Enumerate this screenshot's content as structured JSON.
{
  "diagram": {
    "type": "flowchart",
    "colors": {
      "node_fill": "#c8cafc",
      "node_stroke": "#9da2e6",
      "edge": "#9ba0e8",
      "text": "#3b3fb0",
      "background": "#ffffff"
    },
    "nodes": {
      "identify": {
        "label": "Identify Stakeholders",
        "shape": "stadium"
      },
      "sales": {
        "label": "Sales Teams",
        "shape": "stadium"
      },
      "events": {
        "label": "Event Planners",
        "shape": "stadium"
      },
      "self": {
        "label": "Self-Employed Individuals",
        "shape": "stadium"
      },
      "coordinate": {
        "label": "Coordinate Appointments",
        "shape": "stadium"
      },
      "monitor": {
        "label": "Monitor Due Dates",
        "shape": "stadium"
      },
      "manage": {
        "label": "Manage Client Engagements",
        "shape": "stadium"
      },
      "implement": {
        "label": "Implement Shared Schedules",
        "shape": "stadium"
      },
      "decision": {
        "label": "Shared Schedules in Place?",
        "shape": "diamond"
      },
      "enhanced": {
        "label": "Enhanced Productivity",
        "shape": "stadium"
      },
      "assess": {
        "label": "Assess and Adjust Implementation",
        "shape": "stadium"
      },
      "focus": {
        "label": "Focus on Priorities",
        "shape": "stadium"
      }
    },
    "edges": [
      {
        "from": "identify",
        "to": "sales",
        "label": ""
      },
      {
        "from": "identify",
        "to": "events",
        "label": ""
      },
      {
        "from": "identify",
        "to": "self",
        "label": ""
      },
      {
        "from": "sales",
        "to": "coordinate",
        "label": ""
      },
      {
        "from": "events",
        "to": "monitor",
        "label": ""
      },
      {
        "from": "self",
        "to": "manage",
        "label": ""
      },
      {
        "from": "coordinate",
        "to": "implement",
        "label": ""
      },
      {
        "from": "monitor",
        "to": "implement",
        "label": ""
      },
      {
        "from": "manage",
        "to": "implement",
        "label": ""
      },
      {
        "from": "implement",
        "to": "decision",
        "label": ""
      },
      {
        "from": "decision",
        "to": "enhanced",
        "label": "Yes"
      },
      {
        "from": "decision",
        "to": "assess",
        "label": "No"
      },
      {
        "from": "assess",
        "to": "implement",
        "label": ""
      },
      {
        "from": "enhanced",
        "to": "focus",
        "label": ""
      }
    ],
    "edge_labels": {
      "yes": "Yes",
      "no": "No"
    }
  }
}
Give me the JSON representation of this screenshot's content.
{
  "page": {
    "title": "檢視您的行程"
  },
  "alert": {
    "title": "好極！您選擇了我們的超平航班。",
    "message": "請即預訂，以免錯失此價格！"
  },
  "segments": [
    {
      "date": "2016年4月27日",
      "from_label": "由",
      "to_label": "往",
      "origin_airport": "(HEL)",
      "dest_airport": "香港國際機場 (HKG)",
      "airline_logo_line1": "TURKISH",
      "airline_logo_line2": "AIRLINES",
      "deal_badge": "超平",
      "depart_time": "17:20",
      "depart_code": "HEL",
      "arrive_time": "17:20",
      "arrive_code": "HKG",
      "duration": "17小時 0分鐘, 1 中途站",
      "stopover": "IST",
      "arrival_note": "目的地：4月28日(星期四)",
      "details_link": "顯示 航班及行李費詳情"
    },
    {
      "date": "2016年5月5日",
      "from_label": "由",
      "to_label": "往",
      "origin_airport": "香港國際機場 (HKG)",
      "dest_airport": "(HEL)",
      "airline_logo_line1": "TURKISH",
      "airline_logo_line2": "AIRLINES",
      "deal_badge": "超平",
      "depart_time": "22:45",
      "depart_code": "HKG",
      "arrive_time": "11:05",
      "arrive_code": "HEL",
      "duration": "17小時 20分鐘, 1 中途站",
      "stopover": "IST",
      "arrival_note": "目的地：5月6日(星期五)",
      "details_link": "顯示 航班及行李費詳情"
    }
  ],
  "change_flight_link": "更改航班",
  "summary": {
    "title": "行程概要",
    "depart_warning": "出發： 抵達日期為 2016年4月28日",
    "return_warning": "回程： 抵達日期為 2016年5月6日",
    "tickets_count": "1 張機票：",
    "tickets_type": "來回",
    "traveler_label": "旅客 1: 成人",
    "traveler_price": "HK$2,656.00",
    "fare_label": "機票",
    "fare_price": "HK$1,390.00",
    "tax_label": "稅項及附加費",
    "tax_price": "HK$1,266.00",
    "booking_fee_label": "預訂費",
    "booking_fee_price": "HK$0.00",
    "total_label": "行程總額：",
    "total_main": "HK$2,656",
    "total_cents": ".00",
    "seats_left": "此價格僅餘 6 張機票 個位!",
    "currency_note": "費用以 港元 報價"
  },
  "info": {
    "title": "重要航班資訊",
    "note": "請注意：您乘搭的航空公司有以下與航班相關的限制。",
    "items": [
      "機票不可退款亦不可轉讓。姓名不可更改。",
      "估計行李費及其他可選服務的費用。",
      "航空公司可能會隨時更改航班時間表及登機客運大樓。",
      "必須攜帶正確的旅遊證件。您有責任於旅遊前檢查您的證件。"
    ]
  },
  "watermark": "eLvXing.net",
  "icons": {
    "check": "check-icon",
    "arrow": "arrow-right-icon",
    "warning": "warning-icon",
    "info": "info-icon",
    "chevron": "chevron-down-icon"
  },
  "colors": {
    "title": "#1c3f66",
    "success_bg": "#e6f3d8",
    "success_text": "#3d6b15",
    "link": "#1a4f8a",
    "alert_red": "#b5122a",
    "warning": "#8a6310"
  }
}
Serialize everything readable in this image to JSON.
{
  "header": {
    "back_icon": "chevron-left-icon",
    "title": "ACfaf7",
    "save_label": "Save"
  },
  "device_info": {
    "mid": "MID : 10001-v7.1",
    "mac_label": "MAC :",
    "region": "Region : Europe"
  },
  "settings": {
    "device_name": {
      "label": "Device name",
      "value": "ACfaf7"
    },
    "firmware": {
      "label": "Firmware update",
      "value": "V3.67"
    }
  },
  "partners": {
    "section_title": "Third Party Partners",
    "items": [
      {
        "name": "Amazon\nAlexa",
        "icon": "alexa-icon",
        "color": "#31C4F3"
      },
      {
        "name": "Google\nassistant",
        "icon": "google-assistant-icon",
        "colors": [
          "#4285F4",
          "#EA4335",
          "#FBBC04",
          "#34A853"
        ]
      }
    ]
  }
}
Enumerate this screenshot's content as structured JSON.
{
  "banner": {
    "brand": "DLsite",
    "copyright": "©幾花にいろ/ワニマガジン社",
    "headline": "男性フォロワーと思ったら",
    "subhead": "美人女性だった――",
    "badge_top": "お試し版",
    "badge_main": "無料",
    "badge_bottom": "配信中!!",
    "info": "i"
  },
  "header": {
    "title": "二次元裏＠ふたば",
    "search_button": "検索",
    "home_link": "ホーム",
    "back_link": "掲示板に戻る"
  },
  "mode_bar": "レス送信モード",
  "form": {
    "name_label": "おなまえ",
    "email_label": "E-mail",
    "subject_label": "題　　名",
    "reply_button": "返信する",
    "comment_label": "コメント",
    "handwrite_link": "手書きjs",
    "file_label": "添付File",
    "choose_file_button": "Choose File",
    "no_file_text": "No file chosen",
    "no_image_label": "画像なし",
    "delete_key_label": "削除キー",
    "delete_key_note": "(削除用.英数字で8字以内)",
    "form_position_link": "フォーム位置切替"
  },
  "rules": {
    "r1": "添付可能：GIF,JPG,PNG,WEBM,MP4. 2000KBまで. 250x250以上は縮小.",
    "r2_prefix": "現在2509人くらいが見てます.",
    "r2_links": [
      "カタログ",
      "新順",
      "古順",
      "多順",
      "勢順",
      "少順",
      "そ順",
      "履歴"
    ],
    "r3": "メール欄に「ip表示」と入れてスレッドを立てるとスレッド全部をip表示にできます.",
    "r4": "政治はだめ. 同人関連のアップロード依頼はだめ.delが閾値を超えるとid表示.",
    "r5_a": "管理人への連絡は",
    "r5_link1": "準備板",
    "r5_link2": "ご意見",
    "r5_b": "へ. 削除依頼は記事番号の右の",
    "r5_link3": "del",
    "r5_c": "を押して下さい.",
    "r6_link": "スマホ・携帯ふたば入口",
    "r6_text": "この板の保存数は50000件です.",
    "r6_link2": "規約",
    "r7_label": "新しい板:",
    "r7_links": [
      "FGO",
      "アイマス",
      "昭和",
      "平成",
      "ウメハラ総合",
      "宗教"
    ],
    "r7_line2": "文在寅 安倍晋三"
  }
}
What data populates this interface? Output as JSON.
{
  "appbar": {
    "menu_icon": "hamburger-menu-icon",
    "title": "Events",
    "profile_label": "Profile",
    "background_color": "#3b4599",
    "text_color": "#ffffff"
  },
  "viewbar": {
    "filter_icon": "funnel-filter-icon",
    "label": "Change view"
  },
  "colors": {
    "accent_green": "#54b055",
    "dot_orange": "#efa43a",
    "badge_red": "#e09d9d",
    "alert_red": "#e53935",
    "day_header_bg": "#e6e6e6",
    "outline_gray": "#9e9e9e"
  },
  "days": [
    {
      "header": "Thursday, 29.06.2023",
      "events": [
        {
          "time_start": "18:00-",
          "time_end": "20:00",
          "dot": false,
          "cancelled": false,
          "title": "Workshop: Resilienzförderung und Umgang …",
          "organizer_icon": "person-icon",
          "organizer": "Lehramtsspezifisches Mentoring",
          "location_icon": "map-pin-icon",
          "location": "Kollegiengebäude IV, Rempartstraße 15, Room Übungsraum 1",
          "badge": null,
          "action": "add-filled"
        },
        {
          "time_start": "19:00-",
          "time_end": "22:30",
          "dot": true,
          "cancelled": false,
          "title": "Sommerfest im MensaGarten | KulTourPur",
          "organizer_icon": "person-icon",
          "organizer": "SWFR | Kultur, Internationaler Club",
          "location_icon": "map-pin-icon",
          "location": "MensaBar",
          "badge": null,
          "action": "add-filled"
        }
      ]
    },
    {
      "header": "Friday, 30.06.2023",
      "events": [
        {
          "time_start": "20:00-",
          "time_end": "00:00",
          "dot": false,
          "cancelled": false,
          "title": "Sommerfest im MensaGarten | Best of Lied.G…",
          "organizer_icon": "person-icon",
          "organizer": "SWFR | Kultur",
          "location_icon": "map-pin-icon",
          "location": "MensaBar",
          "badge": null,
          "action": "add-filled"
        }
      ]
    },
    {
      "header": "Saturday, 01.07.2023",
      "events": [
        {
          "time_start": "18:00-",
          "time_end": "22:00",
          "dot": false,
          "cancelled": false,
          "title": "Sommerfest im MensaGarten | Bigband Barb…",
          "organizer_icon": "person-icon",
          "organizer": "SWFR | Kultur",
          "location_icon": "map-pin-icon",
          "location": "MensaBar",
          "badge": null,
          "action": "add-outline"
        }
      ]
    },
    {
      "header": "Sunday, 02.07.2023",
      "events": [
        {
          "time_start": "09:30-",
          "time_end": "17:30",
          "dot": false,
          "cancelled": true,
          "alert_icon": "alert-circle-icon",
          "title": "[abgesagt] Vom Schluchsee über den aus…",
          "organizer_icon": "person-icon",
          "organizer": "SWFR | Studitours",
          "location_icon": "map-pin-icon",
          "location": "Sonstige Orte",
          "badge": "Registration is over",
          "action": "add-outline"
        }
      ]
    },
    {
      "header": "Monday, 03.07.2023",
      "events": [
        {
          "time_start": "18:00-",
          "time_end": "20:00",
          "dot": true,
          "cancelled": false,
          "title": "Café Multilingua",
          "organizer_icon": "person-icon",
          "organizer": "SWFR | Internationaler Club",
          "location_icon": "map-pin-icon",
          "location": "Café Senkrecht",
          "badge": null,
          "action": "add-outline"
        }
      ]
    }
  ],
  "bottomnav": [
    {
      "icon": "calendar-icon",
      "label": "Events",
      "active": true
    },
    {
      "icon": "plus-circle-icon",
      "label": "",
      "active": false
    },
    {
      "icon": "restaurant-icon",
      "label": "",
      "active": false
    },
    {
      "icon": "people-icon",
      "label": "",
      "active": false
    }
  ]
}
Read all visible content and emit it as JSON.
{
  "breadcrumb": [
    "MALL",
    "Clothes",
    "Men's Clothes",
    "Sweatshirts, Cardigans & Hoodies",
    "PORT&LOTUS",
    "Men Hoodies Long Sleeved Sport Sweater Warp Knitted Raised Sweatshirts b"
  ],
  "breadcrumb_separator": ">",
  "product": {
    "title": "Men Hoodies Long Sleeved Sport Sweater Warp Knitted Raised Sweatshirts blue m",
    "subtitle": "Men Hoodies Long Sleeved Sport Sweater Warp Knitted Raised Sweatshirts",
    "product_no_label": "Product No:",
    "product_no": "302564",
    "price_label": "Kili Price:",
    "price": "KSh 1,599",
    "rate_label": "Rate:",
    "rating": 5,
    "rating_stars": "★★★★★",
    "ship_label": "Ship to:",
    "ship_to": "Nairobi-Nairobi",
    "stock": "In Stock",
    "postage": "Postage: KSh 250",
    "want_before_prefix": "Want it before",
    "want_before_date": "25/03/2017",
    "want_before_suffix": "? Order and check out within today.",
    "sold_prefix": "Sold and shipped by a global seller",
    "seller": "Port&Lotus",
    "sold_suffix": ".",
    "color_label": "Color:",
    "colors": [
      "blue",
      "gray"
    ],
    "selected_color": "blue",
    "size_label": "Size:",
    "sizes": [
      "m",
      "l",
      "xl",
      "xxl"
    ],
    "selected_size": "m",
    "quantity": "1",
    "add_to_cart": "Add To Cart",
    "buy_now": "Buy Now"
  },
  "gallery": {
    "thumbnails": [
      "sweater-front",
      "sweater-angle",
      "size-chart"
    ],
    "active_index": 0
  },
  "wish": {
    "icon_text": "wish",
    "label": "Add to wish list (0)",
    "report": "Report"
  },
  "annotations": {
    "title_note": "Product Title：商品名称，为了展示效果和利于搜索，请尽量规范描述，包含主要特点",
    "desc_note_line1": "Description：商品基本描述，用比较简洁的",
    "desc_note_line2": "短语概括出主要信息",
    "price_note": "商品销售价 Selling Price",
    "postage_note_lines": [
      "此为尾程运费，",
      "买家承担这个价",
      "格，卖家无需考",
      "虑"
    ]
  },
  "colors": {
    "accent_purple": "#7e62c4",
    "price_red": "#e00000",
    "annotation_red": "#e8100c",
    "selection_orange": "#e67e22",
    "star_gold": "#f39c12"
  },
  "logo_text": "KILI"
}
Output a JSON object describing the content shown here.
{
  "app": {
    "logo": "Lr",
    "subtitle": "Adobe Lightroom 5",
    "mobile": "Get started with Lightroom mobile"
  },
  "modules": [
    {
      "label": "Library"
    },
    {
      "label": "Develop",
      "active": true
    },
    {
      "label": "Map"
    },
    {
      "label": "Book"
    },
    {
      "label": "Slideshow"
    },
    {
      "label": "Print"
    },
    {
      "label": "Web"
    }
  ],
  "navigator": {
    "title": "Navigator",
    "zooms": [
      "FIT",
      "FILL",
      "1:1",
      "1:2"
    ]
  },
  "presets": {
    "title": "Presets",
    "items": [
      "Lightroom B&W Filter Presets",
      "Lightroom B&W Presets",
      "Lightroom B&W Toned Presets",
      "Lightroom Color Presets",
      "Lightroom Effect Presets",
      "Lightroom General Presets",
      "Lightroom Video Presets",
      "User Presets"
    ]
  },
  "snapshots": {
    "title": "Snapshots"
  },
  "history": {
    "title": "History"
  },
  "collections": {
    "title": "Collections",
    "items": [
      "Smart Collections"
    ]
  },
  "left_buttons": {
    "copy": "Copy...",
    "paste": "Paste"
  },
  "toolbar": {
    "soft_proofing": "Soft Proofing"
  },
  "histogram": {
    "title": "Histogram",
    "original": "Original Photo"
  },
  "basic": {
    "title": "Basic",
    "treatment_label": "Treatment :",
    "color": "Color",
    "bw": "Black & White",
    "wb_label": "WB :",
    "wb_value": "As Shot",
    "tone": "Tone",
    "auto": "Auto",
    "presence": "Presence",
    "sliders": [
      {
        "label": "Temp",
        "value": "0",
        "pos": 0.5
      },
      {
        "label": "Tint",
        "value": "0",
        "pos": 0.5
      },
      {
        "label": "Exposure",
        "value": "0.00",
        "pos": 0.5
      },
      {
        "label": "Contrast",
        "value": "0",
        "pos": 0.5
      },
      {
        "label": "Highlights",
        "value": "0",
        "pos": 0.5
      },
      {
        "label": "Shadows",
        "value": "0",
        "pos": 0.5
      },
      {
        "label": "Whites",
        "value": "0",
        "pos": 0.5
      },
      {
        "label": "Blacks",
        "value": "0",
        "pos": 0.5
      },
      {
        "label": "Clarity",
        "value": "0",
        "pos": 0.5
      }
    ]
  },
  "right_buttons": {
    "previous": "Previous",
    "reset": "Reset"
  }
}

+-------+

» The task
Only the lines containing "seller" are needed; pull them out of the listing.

» Task response
    "sold_prefix": "Sold and shipped by a global seller",
    "seller": "Port&Lotus",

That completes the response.